In the grand scheme of things, the photos are not very racy. She appears to be wearing nothing but a blanket from above the waist, but in this day and age that's not a lot of bare skin, even for a fifteen-year-old. The way she has been styled, though, does give her that "rode hard and put up wet" look. If I were her father I probably wouldn't have approved it.
But this tempest in a teapot brings up a larger issue, which I think is not trivial: the increasing sexual objectification of young girls. To start with, it should be noted that this is nothing new. Coincidentally I am currently reading a new book about teen model Evelyn Nesbit, who was wooed by captains of industry at the ripe age of sixteen back at the turn of the twentieth century, and it wasn't new then. It wasn't until maybe fifty or sixty years ago that girls of Miley's age could be wives in rural areas of this nation without too much controversy, and that is still the case in many cultures around the world. Nature makes the female of the species sexually mature far earlier than it makes them emotionally mature, and this has created tension since the beginning. When, during the Victorian era, children began to be seen as something other than just small adults, attitudes changed. Child labor laws were enacted and over time it has been accepted that just because a girl menstruates doesn't mean she is ready to be sexually active.
But even though there is nothing new under the sun in this area, I think girls are pressured these days to grow up too fast. I have no idea what it's like to be a teenager today--I was a teen in the 1970s, when there was no Internet and no cable TV. Sexual adventurism for me was sneaking looks at my dad's Playboys and coming across smutty passages in novels. Everything I learned about sex came from letters in Penthouse magazine (which is why it's so ironic I ended up writing them for a living). I didn't see an R-rated film until we got HBO when I was sixteen (ah, Going Places, a film I will always have a soft spot for).

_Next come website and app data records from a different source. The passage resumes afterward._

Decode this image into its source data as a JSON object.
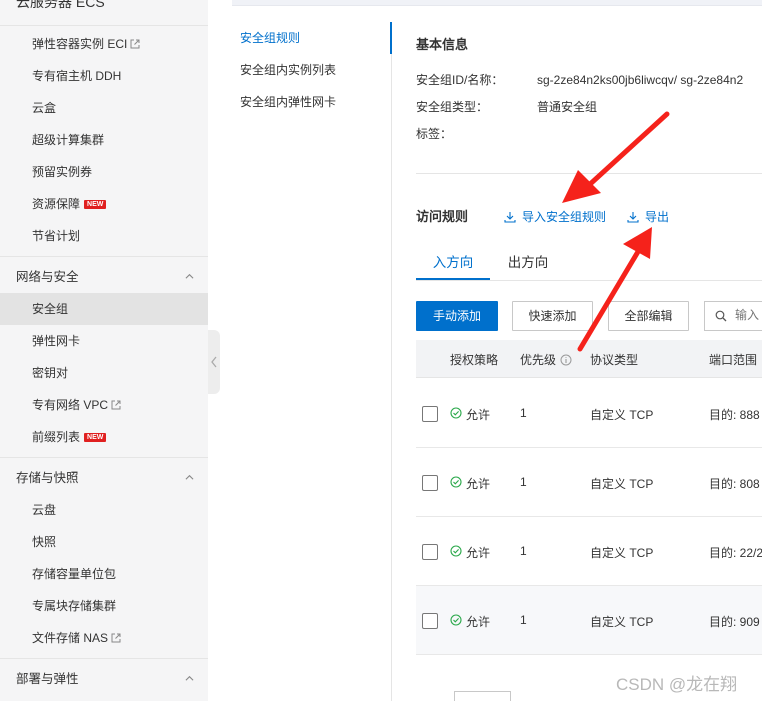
{
  "sidebar": {
    "top_label": "云服务器 ECS",
    "items_top": [
      {
        "label": "弹性容器实例 ECI",
        "external": true
      },
      {
        "label": "专有宿主机 DDH"
      },
      {
        "label": "云盒"
      },
      {
        "label": "超级计算集群"
      },
      {
        "label": "预留实例券"
      },
      {
        "label": "资源保障",
        "badge": "NEW"
      },
      {
        "label": "节省计划"
      }
    ],
    "groups": [
      {
        "title": "网络与安全",
        "items": [
          {
            "label": "安全组",
            "active": true
          },
          {
            "label": "弹性网卡"
          },
          {
            "label": "密钥对"
          },
          {
            "label": "专有网络 VPC",
            "external": true
          },
          {
            "label": "前缀列表",
            "badge": "NEW"
          }
        ]
      },
      {
        "title": "存储与快照",
        "items": [
          {
            "label": "云盘"
          },
          {
            "label": "快照"
          },
          {
            "label": "存储容量单位包"
          },
          {
            "label": "专属块存储集群"
          },
          {
            "label": "文件存储 NAS",
            "external": true
          }
        ]
      },
      {
        "title": "部署与弹性",
        "items": []
      }
    ]
  },
  "subnav": {
    "items": [
      {
        "label": "安全组规则",
        "active": true
      },
      {
        "label": "安全组内实例列表"
      },
      {
        "label": "安全组内弹性网卡"
      }
    ]
  },
  "basic_info": {
    "title": "基本信息",
    "rows": [
      {
        "label": "安全组ID/名称：",
        "value": "sg-2ze84n2ks00jb6liwcqv/ sg-2ze84n2"
      },
      {
        "label": "安全组类型：",
        "value": "普通安全组"
      },
      {
        "label": "标签：",
        "value": ""
      }
    ]
  },
  "access_rules": {
    "title": "访问规则",
    "import_label": "导入安全组规则",
    "export_label": "导出",
    "tabs": [
      {
        "label": "入方向",
        "active": true
      },
      {
        "label": "出方向"
      }
    ],
    "buttons": {
      "manual_add": "手动添加",
      "quick_add": "快速添加",
      "edit_all": "全部编辑"
    },
    "search_placeholder": "输入",
    "columns": [
      "授权策略",
      "优先级",
      "协议类型",
      "端口范围"
    ],
    "rows": [
      {
        "policy": "允许",
        "priority": "1",
        "protocol": "自定义 TCP",
        "port": "目的: 888"
      },
      {
        "policy": "允许",
        "priority": "1",
        "protocol": "自定义 TCP",
        "port": "目的: 808"
      },
      {
        "policy": "允许",
        "priority": "1",
        "protocol": "自定义 TCP",
        "port": "目的: 22/2"
      },
      {
        "policy": "允许",
        "priority": "1",
        "protocol": "自定义 TCP",
        "port": "目的: 909"
      }
    ]
  },
  "watermark": "CSDN @龙在翔",
  "colors": {
    "accent": "#0070cc",
    "allow": "#2aa84a",
    "arrow": "#f5221b",
    "new_badge": "#e02020"
  }
}
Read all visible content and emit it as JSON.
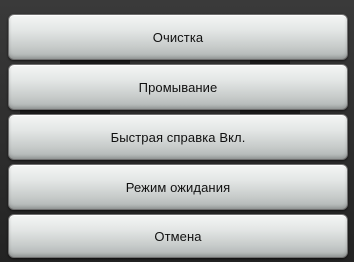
{
  "menu": {
    "items": [
      {
        "label": "Очистка"
      },
      {
        "label": "Промывание"
      },
      {
        "label": "Быстрая справка Вкл."
      },
      {
        "label": "Режим ожидания"
      },
      {
        "label": "Отмена"
      }
    ]
  },
  "colors": {
    "background": "#2b2b2b",
    "button_top": "#f4f6f5",
    "button_bottom": "#aeb3b2",
    "text": "#101010"
  }
}
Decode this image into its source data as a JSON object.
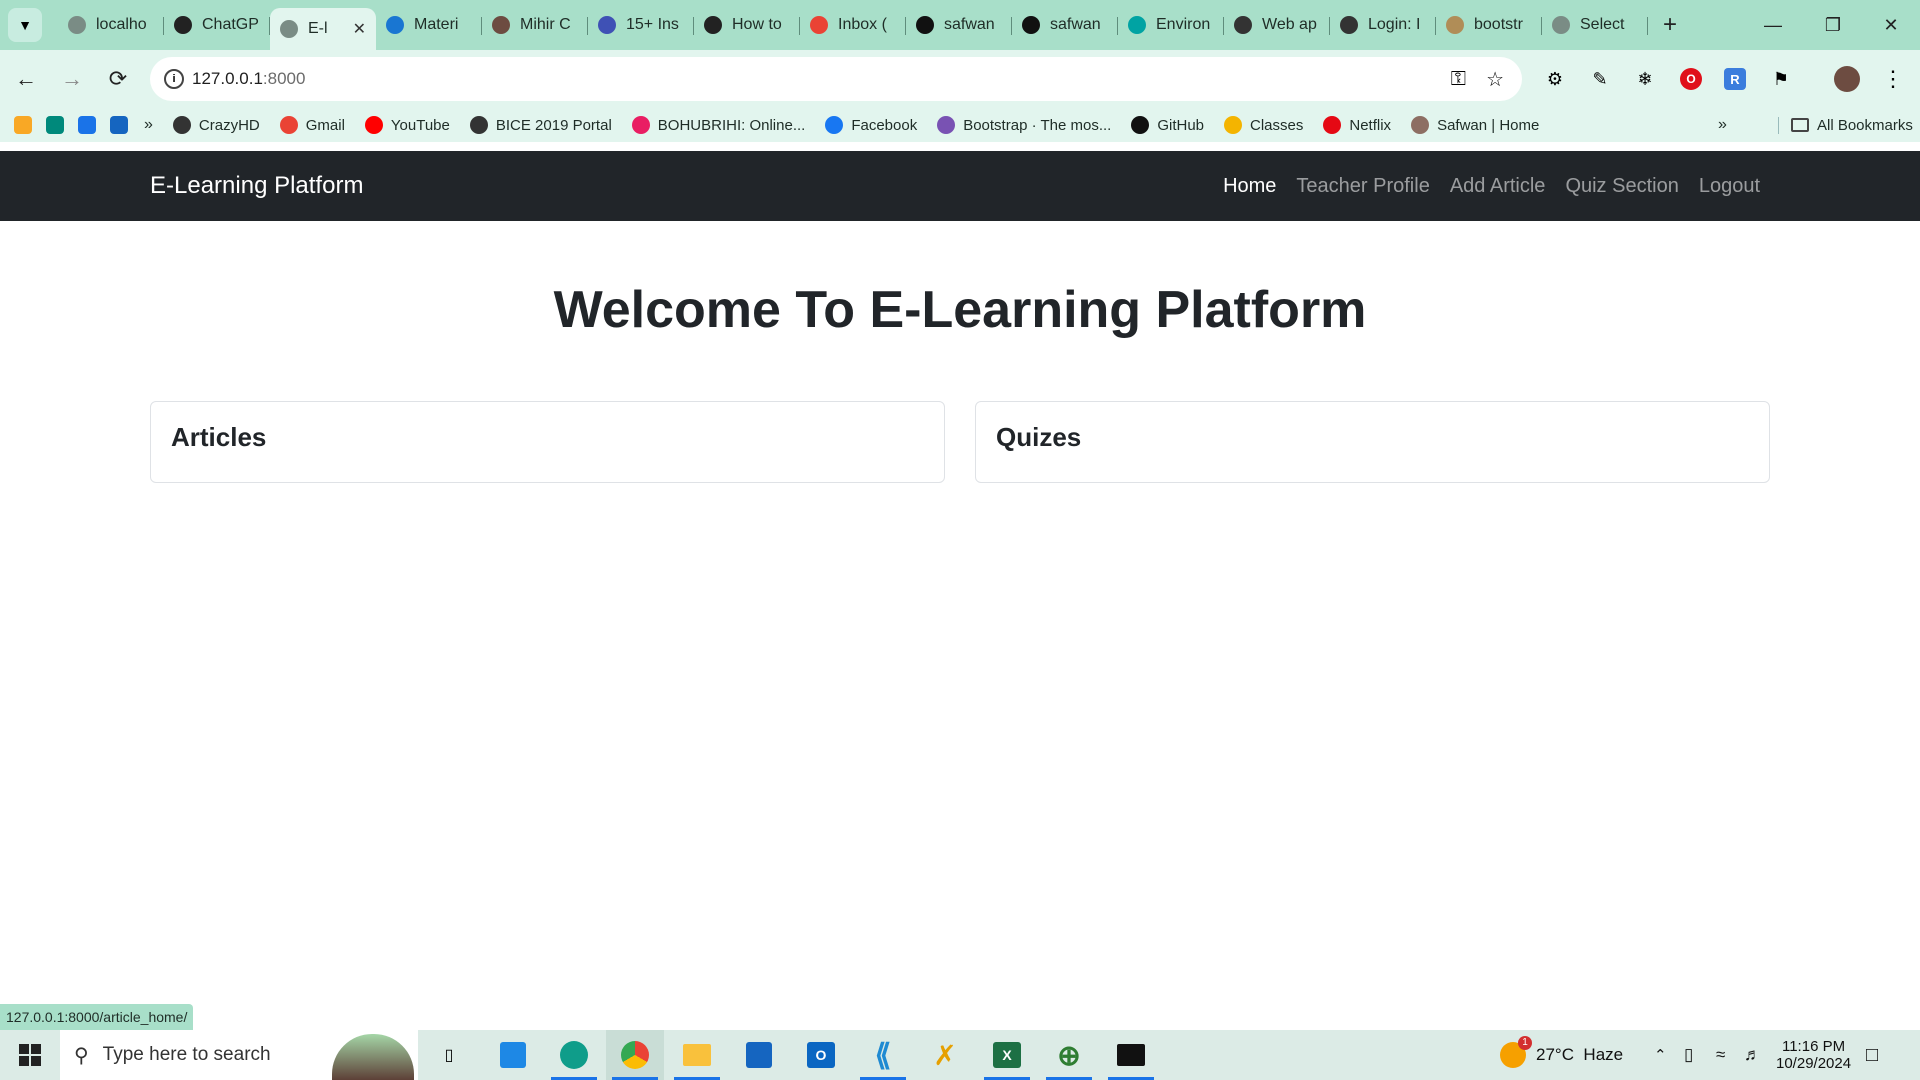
{
  "tabs": [
    {
      "title": "localho",
      "icon": "globe-icon",
      "color": "#7a8c85"
    },
    {
      "title": "ChatGP",
      "icon": "chatgpt-icon",
      "color": "#222222"
    },
    {
      "title": "E-l",
      "icon": "globe-icon",
      "color": "#7a8c85",
      "active": true
    },
    {
      "title": "Materi",
      "icon": "material-icon",
      "color": "#1976d2"
    },
    {
      "title": "Mihir C",
      "icon": "avatar-icon",
      "color": "#6d4c41"
    },
    {
      "title": "15+ Ins",
      "icon": "person-icon",
      "color": "#3f51b5"
    },
    {
      "title": "How to",
      "icon": "video-icon",
      "color": "#222222"
    },
    {
      "title": "Inbox (",
      "icon": "gmail-icon",
      "color": "#ea4335"
    },
    {
      "title": "safwan",
      "icon": "github-icon",
      "color": "#111111"
    },
    {
      "title": "safwan",
      "icon": "github-icon",
      "color": "#111111"
    },
    {
      "title": "Environ",
      "icon": "diamond-icon",
      "color": "#00a3a3"
    },
    {
      "title": "Web ap",
      "icon": "render-icon",
      "color": "#333333"
    },
    {
      "title": "Login: I",
      "icon": "render-icon",
      "color": "#333333"
    },
    {
      "title": "bootstr",
      "icon": "bootstrap-icon",
      "color": "#b08d57"
    },
    {
      "title": "Select",
      "icon": "globe-icon",
      "color": "#7a8c85"
    }
  ],
  "url": {
    "host": "127.0.0.1",
    "port": ":8000"
  },
  "bookmarks": [
    {
      "label": "CrazyHD",
      "icon": "globe-icon",
      "color": "#333333"
    },
    {
      "label": "Gmail",
      "icon": "gmail-icon",
      "color": "#ea4335"
    },
    {
      "label": "YouTube",
      "icon": "youtube-icon",
      "color": "#ff0000"
    },
    {
      "label": "BICE 2019 Portal",
      "icon": "globe-icon",
      "color": "#333333"
    },
    {
      "label": "BOHUBRIHI: Online...",
      "icon": "bohubrihi-icon",
      "color": "#e91e63"
    },
    {
      "label": "Facebook",
      "icon": "facebook-icon",
      "color": "#1877f2"
    },
    {
      "label": "Bootstrap · The mos...",
      "icon": "bootstrap-icon",
      "color": "#7952b3"
    },
    {
      "label": "GitHub",
      "icon": "github-icon",
      "color": "#111111"
    },
    {
      "label": "Classes",
      "icon": "classroom-icon",
      "color": "#f4b400"
    },
    {
      "label": "Netflix",
      "icon": "netflix-icon",
      "color": "#e50914"
    },
    {
      "label": "Safwan | Home",
      "icon": "avatar-icon",
      "color": "#8d6e63"
    }
  ],
  "all_bookmarks": "All Bookmarks",
  "app": {
    "brand": "E-Learning Platform",
    "nav": [
      "Home",
      "Teacher Profile",
      "Add Article",
      "Quiz Section",
      "Logout"
    ],
    "heading": "Welcome To E-Learning Platform",
    "cards": [
      "Articles",
      "Quizes"
    ]
  },
  "status_url": "127.0.0.1:8000/article_home/",
  "taskbar": {
    "search_placeholder": "Type here to search",
    "weather": "27°C  Haze",
    "time": "11:16 PM",
    "date": "10/29/2024",
    "weather_badge": "1"
  }
}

Today it's a different world. When some bluenoses claim that the Internet is just a pipe that allows sewage into their homes, well, they're kind of right. It's not hard for a kid to find porn or, for that matter, racist, violent or otherwise disturbing material. Advertising has lowered its standards considerably. When I was a little kid, bra commercials had to use mannequins. Compare that to the Victoria's Secret commercials of today. I shake my head in wonderment when seeing girls no more than thirteen at the mall, wearing sweatpants that have the word "Juicy" written across the ass. There's a line of t-shirts that says "Porn Star" across the chest. Would any parent really allow a young girl to wear that?
Meanwhile, girls don't exactly have great role models. High School Musical star Vanessa Hudgens has had naked pictures leaked to the world, Jamie Lynn Spears gets knocked up at 16. News reports say that sexual activity is common among girls as young as twelve and thirteen. And fifteen-year-old pop stars are displayed as if they were sex hungry minxes in national magazines.
If you've read this blog regularly you know that I am no prude--I'm for complete sexual freedom, let it all hang out, as long as it doesn't hurt it anybody. But when it comes to kids I think lines need to be drawn. Children should be allowed to be children, and not encouraged to become sexual beings before they are ready. How can this be stopped? Short of turning this country over to the Christian taliban, it can't, at least not by legislation. It's up to wise and vigilant parenting. I hope, for these girls sake, there's that plenty of that to go around.